What else? What other areas of your business are affected when you don’t book a call, or when you run a call and don’t end up with a job for the technician or installer? I’ll tell you: your entire business is affected. Revenue, profits, equipment, technicians, company morale, and more.
Here’s where my rose-colored glasses come into play. You need a new idea – one that can drastically affect your business.
Many plumbing, heating, cooling, and electrical companies in the United States and Canada have turned things around by hiring a dedicated inside sales representative. I encourage you to join them.
“But Lucas!” I can almost hear it. “I can’t afford more salespeople, and even if I could, I don’t want to have to deal with them. Don’t you know salespeople? They’re finicky! Prima donnas! They’re ego-driven pains in the butt!”
Salespeople are the reason that you’re in business. Nothing in business exists without the sale.
Consider the possibilities of creating an inside sales representative position. Inside sales reps help you recoup some of those losses that we discussed earlier. They work with customers to find out what’s needed to close the sale. They find solutions and new paths to doing business with customers, where before there were just roadblocks.
Did you know you can put hard numbers to the costs of lost opportunities? You won’t like it. But you need to be in the know.
So go on. I’m challenging you to try this, right now. Do the math:
- What’s your average ticket? What’s your conversion rate?
- Average ticket x unclosed jobs = Lost opportunity dollars
- What your average installation? How many jobs did you leave on the table?
- Average install x unclosed leads = Lost opportunity dollars
- How many calls did your CSR not book last week?
- Average ticket x unbooked calls = Lost opportunity dollars
When you put real numbers on these lost opportunities, you’re on your way to understanding and justifying the need for an inside sales representative.
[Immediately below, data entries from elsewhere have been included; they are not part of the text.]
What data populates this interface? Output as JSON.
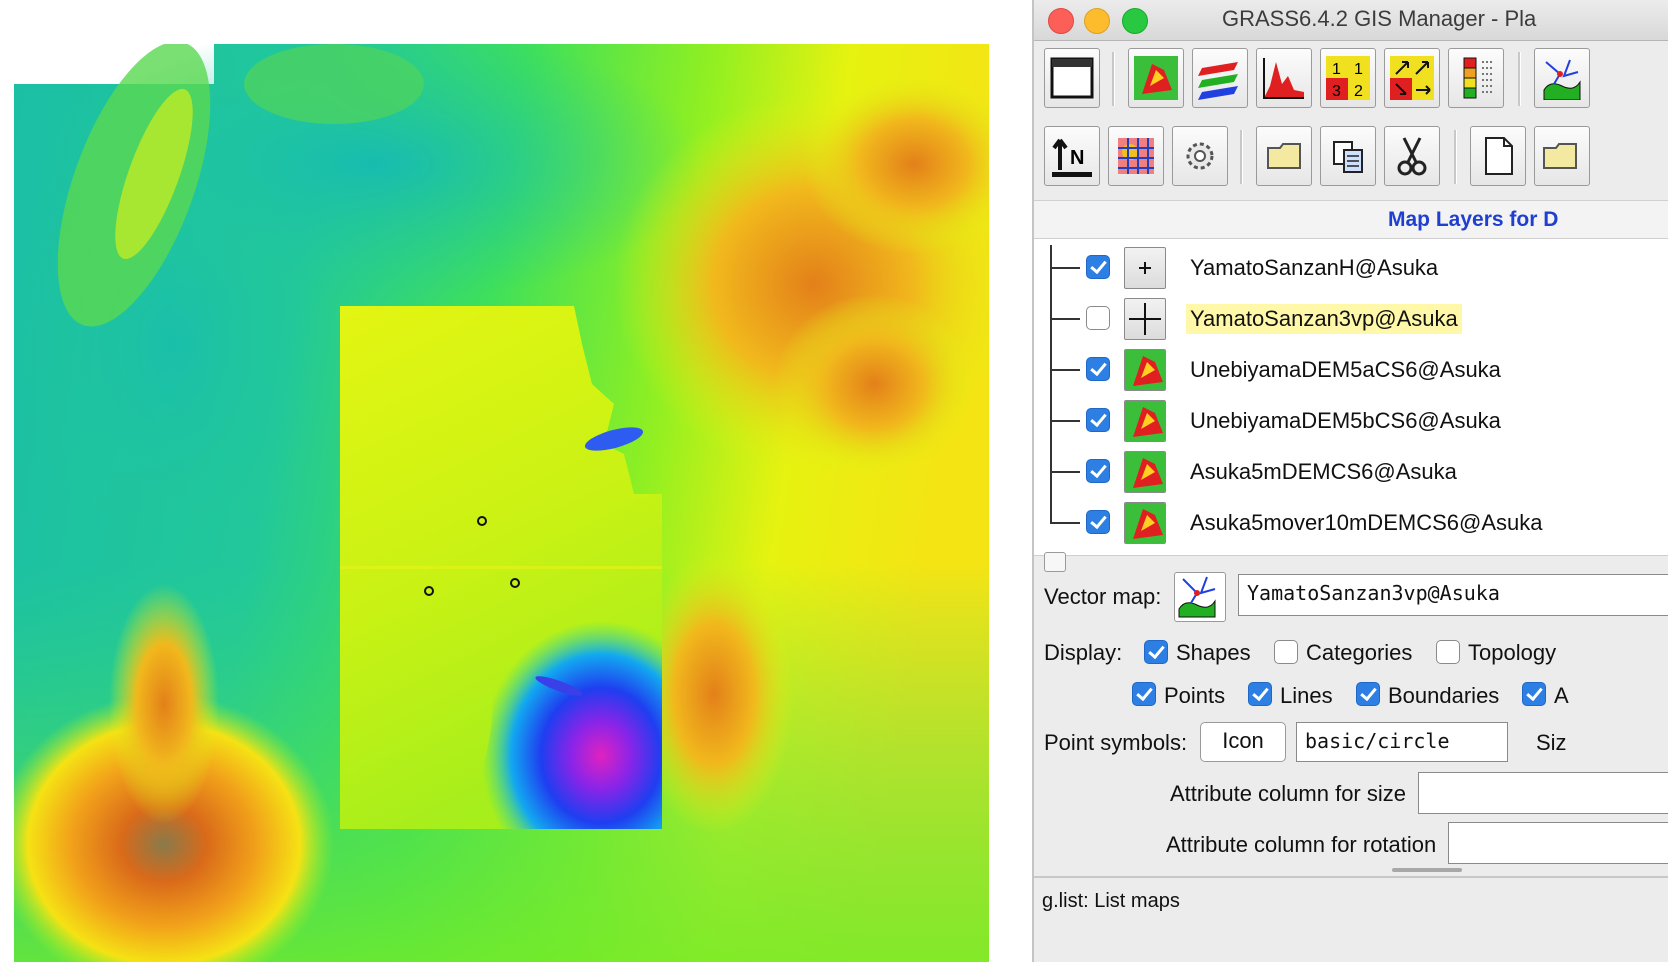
{
  "window": {
    "title": "GRASS6.4.2 GIS Manager - Pla"
  },
  "toolbar": {
    "row1": [
      "new-display-icon",
      "add-raster-icon",
      "add-raster-layers-icon",
      "histogram-icon",
      "legend-numbers-icon",
      "rgb-overlay-icon",
      "legend-bar-icon",
      "add-vector-icon"
    ],
    "row2": [
      "north-arrow-icon",
      "grid-icon",
      "gear-icon",
      "open-folder-icon",
      "copy-icon",
      "cut-icon",
      "new-file-icon",
      "open-file-icon"
    ]
  },
  "layers": {
    "header": "Map Layers for D",
    "items": [
      {
        "name": "YamatoSanzanH@Asuka",
        "checked": true,
        "type": "vector-plus",
        "selected": false
      },
      {
        "name": "YamatoSanzan3vp@Asuka",
        "checked": false,
        "type": "vector-cross",
        "selected": true
      },
      {
        "name": "UnebiyamaDEM5aCS6@Asuka",
        "checked": true,
        "type": "raster",
        "selected": false
      },
      {
        "name": "UnebiyamaDEM5bCS6@Asuka",
        "checked": true,
        "type": "raster",
        "selected": false
      },
      {
        "name": "Asuka5mDEMCS6@Asuka",
        "checked": true,
        "type": "raster",
        "selected": false
      },
      {
        "name": "Asuka5mover10mDEMCS6@Asuka",
        "checked": true,
        "type": "raster",
        "selected": false
      }
    ]
  },
  "vector_props": {
    "vector_map_label": "Vector map:",
    "vector_map_value": "YamatoSanzan3vp@Asuka",
    "display_label": "Display:",
    "shapes": {
      "label": "Shapes",
      "checked": true
    },
    "categories": {
      "label": "Categories",
      "checked": false
    },
    "topology": {
      "label": "Topology",
      "checked": false
    },
    "points": {
      "label": "Points",
      "checked": true
    },
    "lines": {
      "label": "Lines",
      "checked": true
    },
    "boundaries": {
      "label": "Boundaries",
      "checked": true
    },
    "areas": {
      "label": "A",
      "checked": true
    },
    "point_symbols_label": "Point symbols:",
    "icon_button": "Icon",
    "symbol_value": "basic/circle",
    "size_label": "Siz",
    "attr_size_label": "Attribute column for size",
    "attr_rotation_label": "Attribute column for rotation"
  },
  "status": {
    "text": "g.list: List maps"
  },
  "map": {
    "points_count": 3
  }
}
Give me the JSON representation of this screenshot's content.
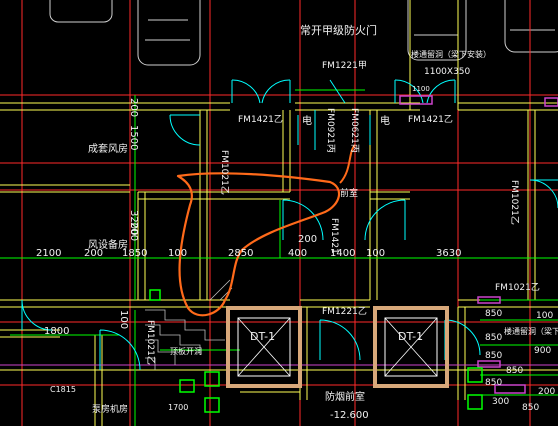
{
  "drawing": {
    "background": "#000000",
    "colors": {
      "axis": "#ff2a2a",
      "wall": "#ffff55",
      "door": "#00ffff",
      "dim": "#00ff00",
      "elevator": "#d8a87a",
      "sketch": "#ff6a1a",
      "shaft": "#cc44cc",
      "text": "#f2f2f2"
    }
  },
  "labels": {
    "top_note": "常开甲级防火门",
    "fm1221_top": "FM1221甲",
    "vent_note": "楼通留洞（梁下安装）",
    "vent_size": "1100X350",
    "vent_small": "1100",
    "fm1421_a": "FM1421乙",
    "fm1421_b": "FM1421乙",
    "fm1021_left": "FM1021乙",
    "fm0921": "FM0921丙",
    "fm0621": "FM0621丙",
    "elec": "电",
    "elec2": "电",
    "fm1021_right": "FM1021乙",
    "fm1021_right2": "FM1021乙",
    "room_left": "成套风房",
    "room_mid": "前室",
    "fm1421_mid": "FM1421",
    "room_left2": "风设备房",
    "fm1221_bottom": "FM1221乙",
    "dt1_a": "DT-1",
    "dt1_b": "DT-1",
    "floor_opening": "顶板开洞",
    "fire_room": "防烟前室",
    "elev": "-12.600",
    "vent_note2": "楼通留洞（梁下",
    "c1815": "C1815",
    "equip_room": "泵房机房",
    "bottom_dim": "1700"
  },
  "dimensions": {
    "d2100": "2100",
    "d200": "200",
    "d1850": "1850",
    "d100": "100",
    "d2850": "2850",
    "d400": "400",
    "d1400": "1400",
    "d100b": "100",
    "d3630": "3630",
    "v200": "200",
    "v1500": "1500",
    "v200b": "200",
    "v3200": "3200",
    "d1800": "1800",
    "d200mid": "200",
    "v100": "100",
    "d850a": "850",
    "d850b": "850",
    "d850c": "850",
    "d900": "900",
    "d850d": "850",
    "d850e": "850",
    "d850f": "850",
    "d300": "300",
    "d100c": "100",
    "d200c": "200"
  }
}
You might be losing hundreds of thousands (or millions) of dollars every year, and until you see that, an inside sales position will just feel like a needless expense.
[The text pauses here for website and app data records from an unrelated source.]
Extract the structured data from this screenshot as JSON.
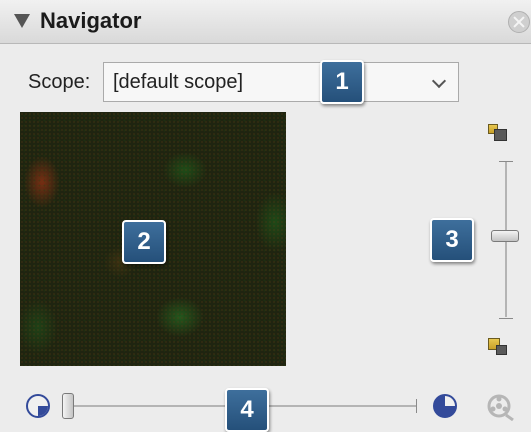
{
  "panel": {
    "title": "Navigator",
    "collapse_icon": "triangle-down-icon",
    "close_icon": "close-circle-icon"
  },
  "scope": {
    "label": "Scope:",
    "selected": "[default scope]"
  },
  "preview": {
    "description_icon": "image-preview"
  },
  "zoom": {
    "top_icon": "zoom-in-icon",
    "bottom_icon": "zoom-out-icon",
    "level": 0.55
  },
  "time": {
    "start_icon": "clock-start-icon",
    "end_icon": "clock-end-icon",
    "movie_icon": "film-reel-icon",
    "position": 0.0
  },
  "callouts": [
    "1",
    "2",
    "3",
    "4"
  ],
  "colors": {
    "callout_fill": "#2f5f8c",
    "header_text": "#1a1a1a",
    "clock_blue": "#334a9a"
  }
}
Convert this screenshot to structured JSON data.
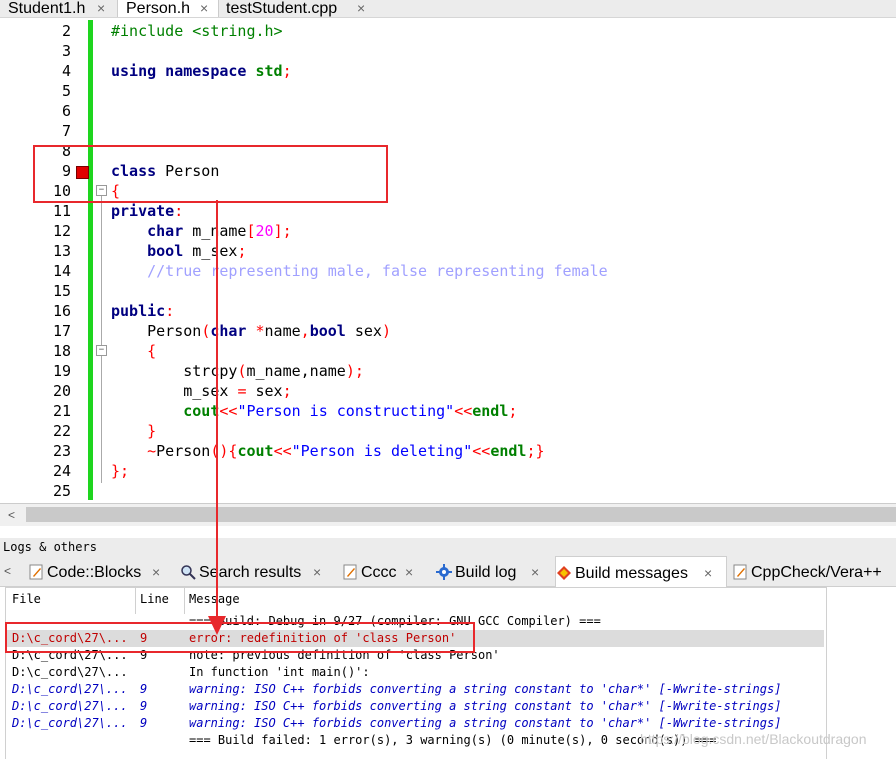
{
  "file_tabs": [
    {
      "label": "Student1.h",
      "active": false
    },
    {
      "label": "Person.h",
      "active": true
    },
    {
      "label": "testStudent.cpp",
      "active": false
    }
  ],
  "close_glyph": "×",
  "editor": {
    "line_numbers": [
      "2",
      "3",
      "4",
      "5",
      "6",
      "7",
      "8",
      "9",
      "10",
      "11",
      "12",
      "13",
      "14",
      "15",
      "16",
      "17",
      "18",
      "19",
      "20",
      "21",
      "22",
      "23",
      "24",
      "25"
    ],
    "code": {
      "l2": "#include <string.h>",
      "l4_kw": "using namespace",
      "l4_std": "std",
      "l4_end": ";",
      "l9_kw": "class",
      "l9_name": " Person",
      "l10": "{",
      "l11_kw": "private",
      "l11_colon": ":",
      "l12_kw": "char",
      "l12_name": " m_name",
      "l12_open": "[",
      "l12_num": "20",
      "l12_close": "];",
      "l13_kw": "bool",
      "l13_name": " m_sex",
      "l13_end": ";",
      "l14": "//true representing male, false representing female",
      "l16_kw": "public",
      "l16_colon": ":",
      "l17_name": "Person",
      "l17_p": "(",
      "l17_kw1": "char",
      "l17_star": " *",
      "l17_arg1": "name",
      "l17_comma": ",",
      "l17_kw2": "bool",
      "l17_arg2": " sex",
      "l17_close": ")",
      "l18": "{",
      "l19_fn": "strcpy",
      "l19_p": "(",
      "l19_args": "m_name,name",
      "l19_end": ");",
      "l20_a": "m_sex ",
      "l20_eq": "=",
      "l20_b": " sex",
      "l20_end": ";",
      "l21_kw": "cout",
      "l21_op": "<<",
      "l21_str": "\"Person is constructing\"",
      "l21_op2": "<<",
      "l21_kw2": "endl",
      "l21_end": ";",
      "l22": "}",
      "l23_tilde": "~",
      "l23_name": "Person",
      "l23_p": "(){",
      "l23_kw": "cout",
      "l23_op": "<<",
      "l23_str": "\"Person is deleting\"",
      "l23_op2": "<<",
      "l23_kw2": "endl",
      "l23_end": ";}",
      "l24": "};"
    }
  },
  "logs": {
    "title": "Logs & others",
    "tabs": [
      {
        "label": "Code::Blocks",
        "icon": "pencil-icon"
      },
      {
        "label": "Search results",
        "icon": "search-icon"
      },
      {
        "label": "Cccc",
        "icon": "pencil-icon"
      },
      {
        "label": "Build log",
        "icon": "gear-icon"
      },
      {
        "label": "Build messages",
        "icon": "diamond-icon",
        "active": true
      },
      {
        "label": "CppCheck/Vera++",
        "icon": "pencil-icon"
      }
    ],
    "columns": {
      "file": "File",
      "line": "Line",
      "message": "Message"
    },
    "rows": [
      {
        "file": "",
        "line": "",
        "message": "=== Build: Debug in 9/27 (compiler: GNU GCC Compiler) ===",
        "kind": "norm"
      },
      {
        "file": "D:\\c_cord\\27\\...",
        "line": "9",
        "message": "error: redefinition of 'class Person'",
        "kind": "err",
        "selected": true
      },
      {
        "file": "D:\\c_cord\\27\\...",
        "line": "9",
        "message": "note: previous definition of 'class Person'",
        "kind": "norm"
      },
      {
        "file": "D:\\c_cord\\27\\...",
        "line": "",
        "message": "In function 'int main()':",
        "kind": "norm"
      },
      {
        "file": "D:\\c_cord\\27\\...",
        "line": "9",
        "message": "warning: ISO C++ forbids converting a string constant to 'char*' [-Wwrite-strings]",
        "kind": "warn"
      },
      {
        "file": "D:\\c_cord\\27\\...",
        "line": "9",
        "message": "warning: ISO C++ forbids converting a string constant to 'char*' [-Wwrite-strings]",
        "kind": "warn"
      },
      {
        "file": "D:\\c_cord\\27\\...",
        "line": "9",
        "message": "warning: ISO C++ forbids converting a string constant to 'char*' [-Wwrite-strings]",
        "kind": "warn"
      },
      {
        "file": "",
        "line": "",
        "message": "=== Build failed: 1 error(s), 3 warning(s) (0 minute(s), 0 second(s)) ===",
        "kind": "norm"
      }
    ],
    "watermark": "https://blog.csdn.net/Blackoutdragon"
  },
  "colors": {
    "annotation": "#e8282c",
    "change_bar": "#1ed51e",
    "bookmark": "#e10000"
  }
}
But when you see an inside sales representative as a potential windfall for your company, you’ll have started to see through the same rose-colored glasses as me.
Until then, your competitor across town told me to thank you for the extra business.